**EXERCISE GOAL**
Although the records contain pictures, the copy must not; reproduce everything else in them exactly.

**WORKING DATA**
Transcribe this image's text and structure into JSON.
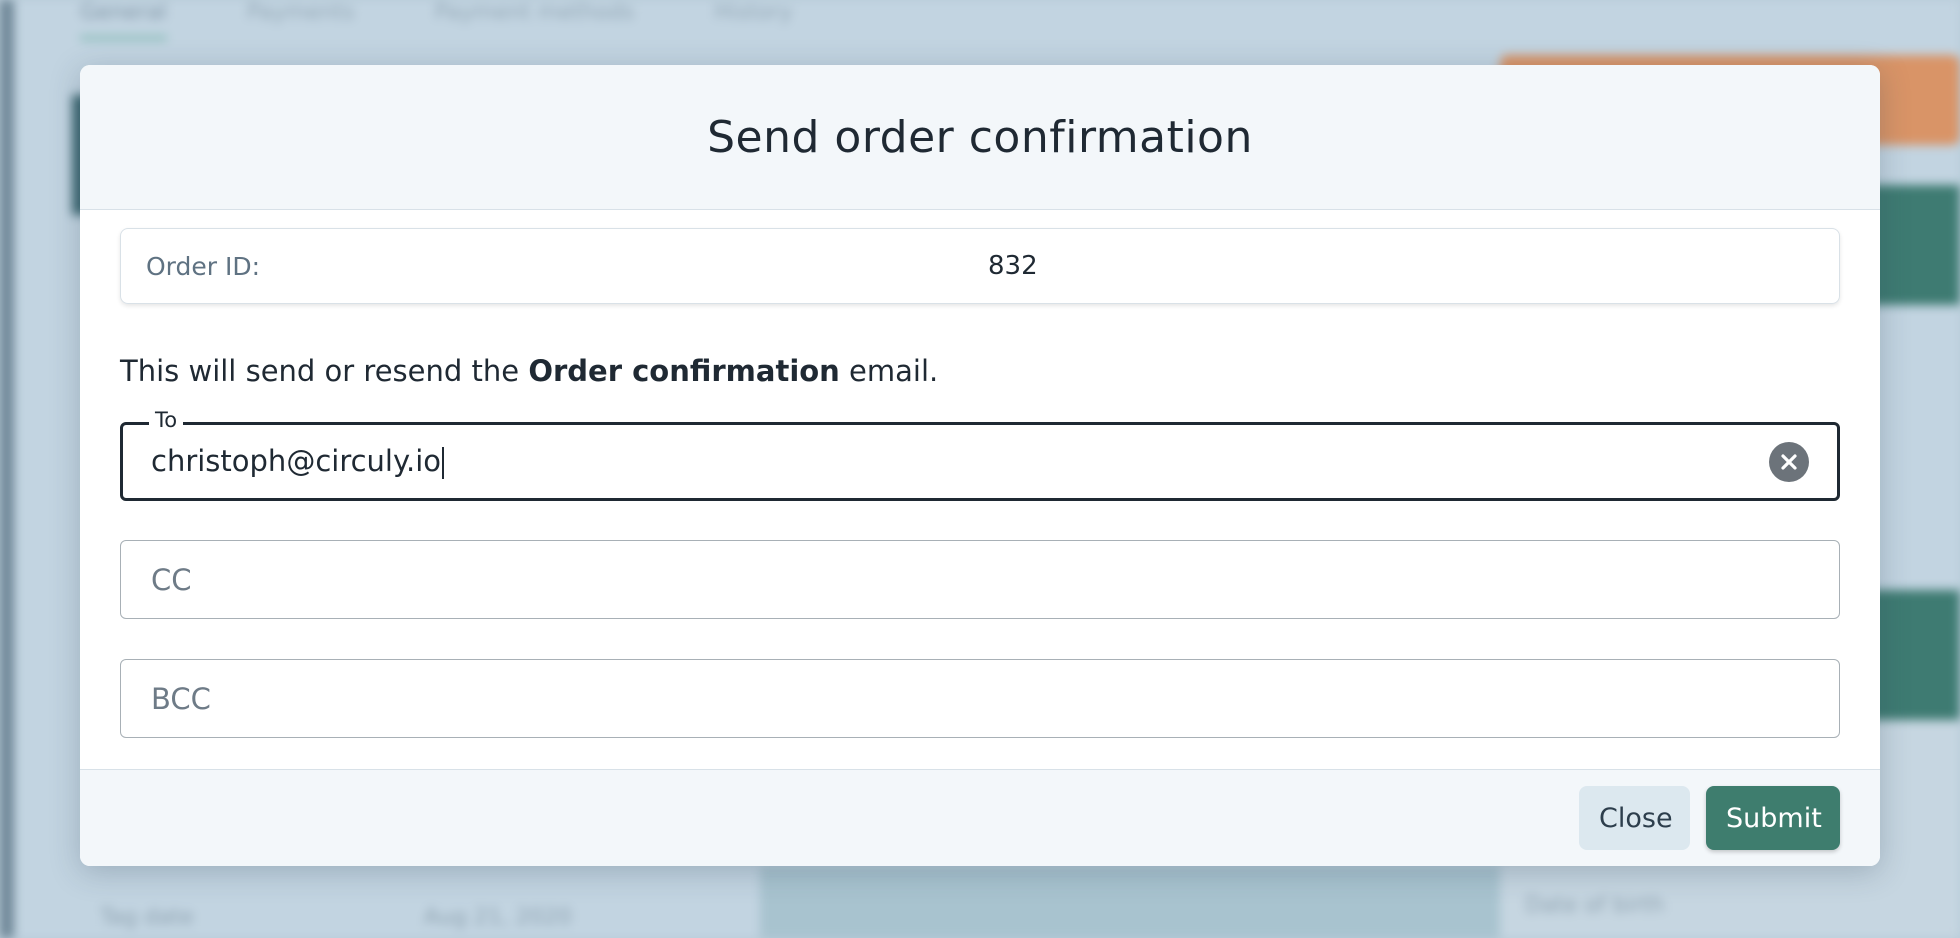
{
  "background": {
    "tabs": [
      "General",
      "Payments",
      "Payment methods",
      "History"
    ],
    "bottom_left_label": "Tag date",
    "bottom_left_value": "Aug 21, 2020",
    "right_label": "Date of birth"
  },
  "modal": {
    "title": "Send order confirmation",
    "order": {
      "label": "Order ID:",
      "value": "832"
    },
    "info": {
      "prefix": "This will send or resend the ",
      "bold": "Order confirmation",
      "suffix": " email."
    },
    "to": {
      "legend": "To",
      "value": "christoph@circuly.io"
    },
    "cc": {
      "placeholder": "CC"
    },
    "bcc": {
      "placeholder": "BCC"
    },
    "buttons": {
      "close": "Close",
      "submit": "Submit"
    }
  },
  "colors": {
    "submit": "#3e7d6e",
    "close_bg": "#dce8ef"
  }
}
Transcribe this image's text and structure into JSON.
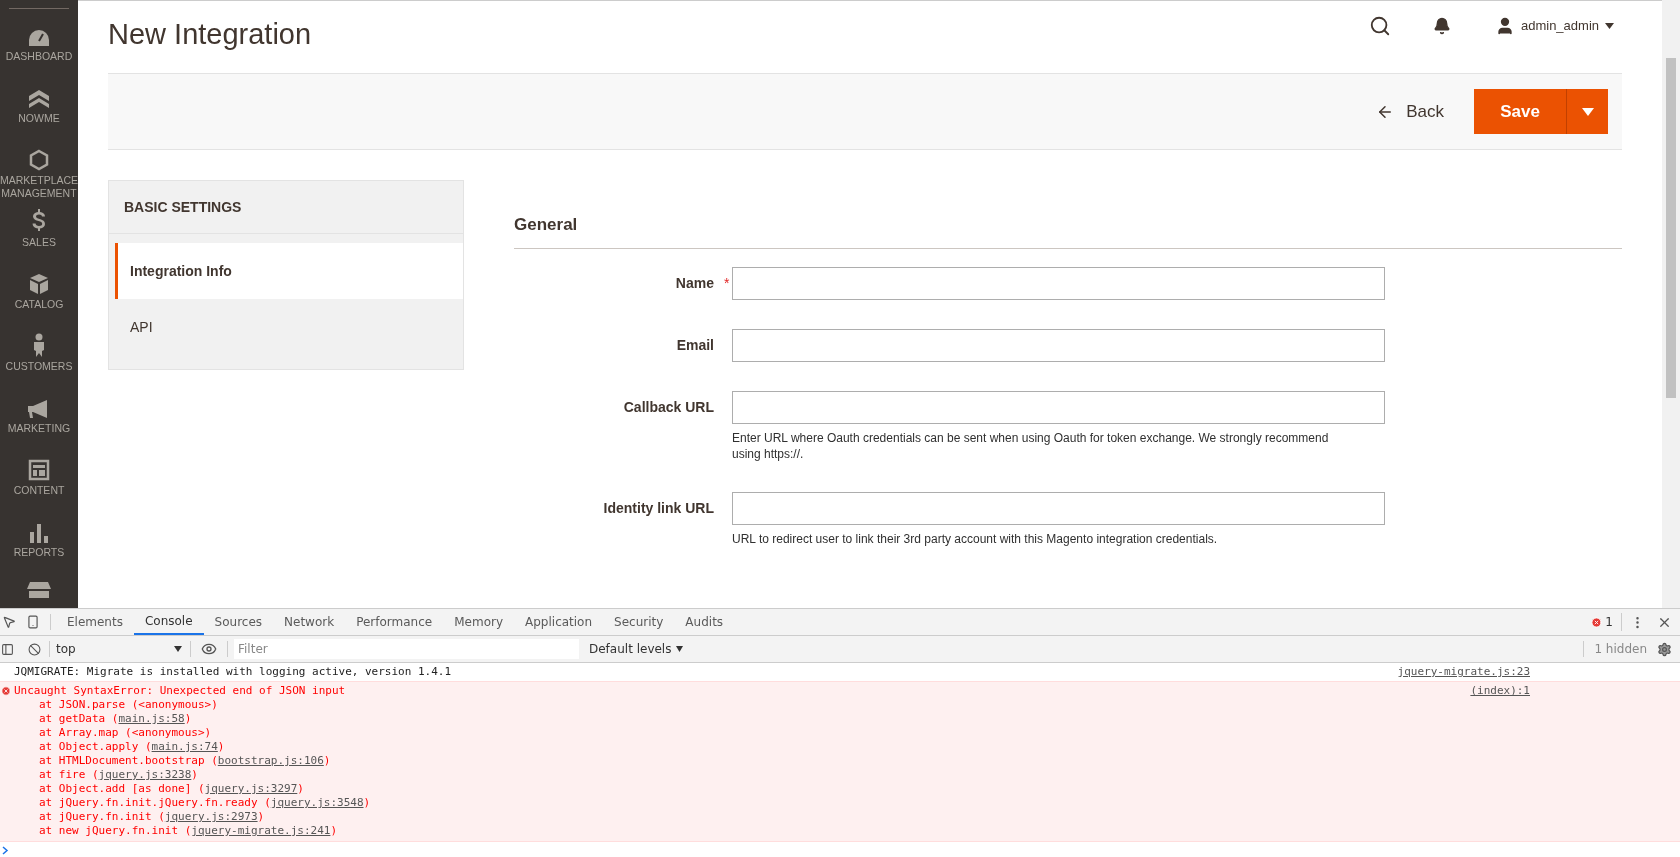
{
  "sidebar": {
    "items": [
      {
        "label": "DASHBOARD"
      },
      {
        "label": "NOWME"
      },
      {
        "label": "MARKETPLACE MANAGEMENT"
      },
      {
        "label": "SALES"
      },
      {
        "label": "CATALOG"
      },
      {
        "label": "CUSTOMERS"
      },
      {
        "label": "MARKETING"
      },
      {
        "label": "CONTENT"
      },
      {
        "label": "REPORTS"
      }
    ]
  },
  "header": {
    "title": "New Integration",
    "user": "admin_admin"
  },
  "actions": {
    "back": "Back",
    "save": "Save"
  },
  "settings_panel": {
    "title": "BASIC SETTINGS",
    "tabs": [
      {
        "label": "Integration Info",
        "selected": true
      },
      {
        "label": "API",
        "selected": false
      }
    ]
  },
  "form": {
    "section": "General",
    "fields": [
      {
        "label": "Name",
        "required_mark": "*"
      },
      {
        "label": "Email"
      },
      {
        "label": "Callback URL",
        "note": "Enter URL where Oauth credentials can be sent when using Oauth for token exchange. We strongly recommend using https://."
      },
      {
        "label": "Identity link URL",
        "note": "URL to redirect user to link their 3rd party account with this Magento integration credentials."
      }
    ]
  },
  "devtools": {
    "tabs": [
      {
        "label": "Elements",
        "selected": false
      },
      {
        "label": "Console",
        "selected": true
      },
      {
        "label": "Sources",
        "selected": false
      },
      {
        "label": "Network",
        "selected": false
      },
      {
        "label": "Performance",
        "selected": false
      },
      {
        "label": "Memory",
        "selected": false
      },
      {
        "label": "Application",
        "selected": false
      },
      {
        "label": "Security",
        "selected": false
      },
      {
        "label": "Audits",
        "selected": false
      }
    ],
    "error_count": "1",
    "context": "top",
    "filter_placeholder": "Filter",
    "levels": "Default levels",
    "hidden": "1 hidden",
    "messages": [
      {
        "kind": "log",
        "text": "JQMIGRATE: Migrate is installed with logging active, version 1.4.1",
        "source": "jquery-migrate.js:23"
      },
      {
        "kind": "error",
        "text": "Uncaught SyntaxError: Unexpected end of JSON input",
        "source": "(index):1",
        "stack": [
          {
            "text": "at JSON.parse (<anonymous>)"
          },
          {
            "text": "at getData (",
            "link": "main.js:58",
            "end": ")"
          },
          {
            "text": "at Array.map (<anonymous>)"
          },
          {
            "text": "at Object.apply (",
            "link": "main.js:74",
            "end": ")"
          },
          {
            "text": "at HTMLDocument.bootstrap (",
            "link": "bootstrap.js:106",
            "end": ")"
          },
          {
            "text": "at fire (",
            "link": "jquery.js:3238",
            "end": ")"
          },
          {
            "text": "at Object.add [as done] (",
            "link": "jquery.js:3297",
            "end": ")"
          },
          {
            "text": "at jQuery.fn.init.jQuery.fn.ready (",
            "link": "jquery.js:3548",
            "end": ")"
          },
          {
            "text": "at jQuery.fn.init (",
            "link": "jquery.js:2973",
            "end": ")"
          },
          {
            "text": "at new jQuery.fn.init (",
            "link": "jquery-migrate.js:241",
            "end": ")"
          }
        ]
      }
    ]
  }
}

**EXERCISE ANSWER**
Transcribe this image's text and structure into JSON.
{
  "background": {
    "tabs": [
      "General",
      "Payments",
      "Payment methods",
      "History"
    ],
    "bottom_left_label": "Tag date",
    "bottom_left_value": "Aug 21, 2020",
    "right_label": "Date of birth"
  },
  "modal": {
    "title": "Send order confirmation",
    "order": {
      "label": "Order ID:",
      "value": "832"
    },
    "info": {
      "prefix": "This will send or resend the ",
      "bold": "Order confirmation",
      "suffix": " email."
    },
    "to": {
      "legend": "To",
      "value": "christoph@circuly.io"
    },
    "cc": {
      "placeholder": "CC"
    },
    "bcc": {
      "placeholder": "BCC"
    },
    "buttons": {
      "close": "Close",
      "submit": "Submit"
    }
  },
  "colors": {
    "submit": "#3e7d6e",
    "close_bg": "#dce8ef"
  }
}
Transcribe this image's text and structure into JSON.
{
  "sidebar": {
    "items": [
      {
        "label": "DASHBOARD"
      },
      {
        "label": "NOWME"
      },
      {
        "label": "MARKETPLACE MANAGEMENT"
      },
      {
        "label": "SALES"
      },
      {
        "label": "CATALOG"
      },
      {
        "label": "CUSTOMERS"
      },
      {
        "label": "MARKETING"
      },
      {
        "label": "CONTENT"
      },
      {
        "label": "REPORTS"
      }
    ]
  },
  "header": {
    "title": "New Integration",
    "user": "admin_admin"
  },
  "actions": {
    "back": "Back",
    "save": "Save"
  },
  "settings_panel": {
    "title": "BASIC SETTINGS",
    "tabs": [
      {
        "label": "Integration Info",
        "selected": true
      },
      {
        "label": "API",
        "selected": false
      }
    ]
  },
  "form": {
    "section": "General",
    "fields": [
      {
        "label": "Name",
        "required_mark": "*"
      },
      {
        "label": "Email"
      },
      {
        "label": "Callback URL",
        "note": "Enter URL where Oauth credentials can be sent when using Oauth for token exchange. We strongly recommend using https://."
      },
      {
        "label": "Identity link URL",
        "note": "URL to redirect user to link their 3rd party account with this Magento integration credentials."
      }
    ]
  },
  "devtools": {
    "tabs": [
      {
        "label": "Elements",
        "selected": false
      },
      {
        "label": "Console",
        "selected": true
      },
      {
        "label": "Sources",
        "selected": false
      },
      {
        "label": "Network",
        "selected": false
      },
      {
        "label": "Performance",
        "selected": false
      },
      {
        "label": "Memory",
        "selected": false
      },
      {
        "label": "Application",
        "selected": false
      },
      {
        "label": "Security",
        "selected": false
      },
      {
        "label": "Audits",
        "selected": false
      }
    ],
    "error_count": "1",
    "context": "top",
    "filter_placeholder": "Filter",
    "levels": "Default levels",
    "hidden": "1 hidden",
    "messages": [
      {
        "kind": "log",
        "text": "JQMIGRATE: Migrate is installed with logging active, version 1.4.1",
        "source": "jquery-migrate.js:23"
      },
      {
        "kind": "error",
        "text": "Uncaught SyntaxError: Unexpected end of JSON input",
        "source": "(index):1",
        "stack": [
          {
            "text": "at JSON.parse (<anonymous>)"
          },
          {
            "text": "at getData (",
            "link": "main.js:58",
            "end": ")"
          },
          {
            "text": "at Array.map (<anonymous>)"
          },
          {
            "text": "at Object.apply (",
            "link": "main.js:74",
            "end": ")"
          },
          {
            "text": "at HTMLDocument.bootstrap (",
            "link": "bootstrap.js:106",
            "end": ")"
          },
          {
            "text": "at fire (",
            "link": "jquery.js:3238",
            "end": ")"
          },
          {
            "text": "at Object.add [as done] (",
            "link": "jquery.js:3297",
            "end": ")"
          },
          {
            "text": "at jQuery.fn.init.jQuery.fn.ready (",
            "link": "jquery.js:3548",
            "end": ")"
          },
          {
            "text": "at jQuery.fn.init (",
            "link": "jquery.js:2973",
            "end": ")"
          },
          {
            "text": "at new jQuery.fn.init (",
            "link": "jquery-migrate.js:241",
            "end": ")"
          }
        ]
      }
    ]
  }
}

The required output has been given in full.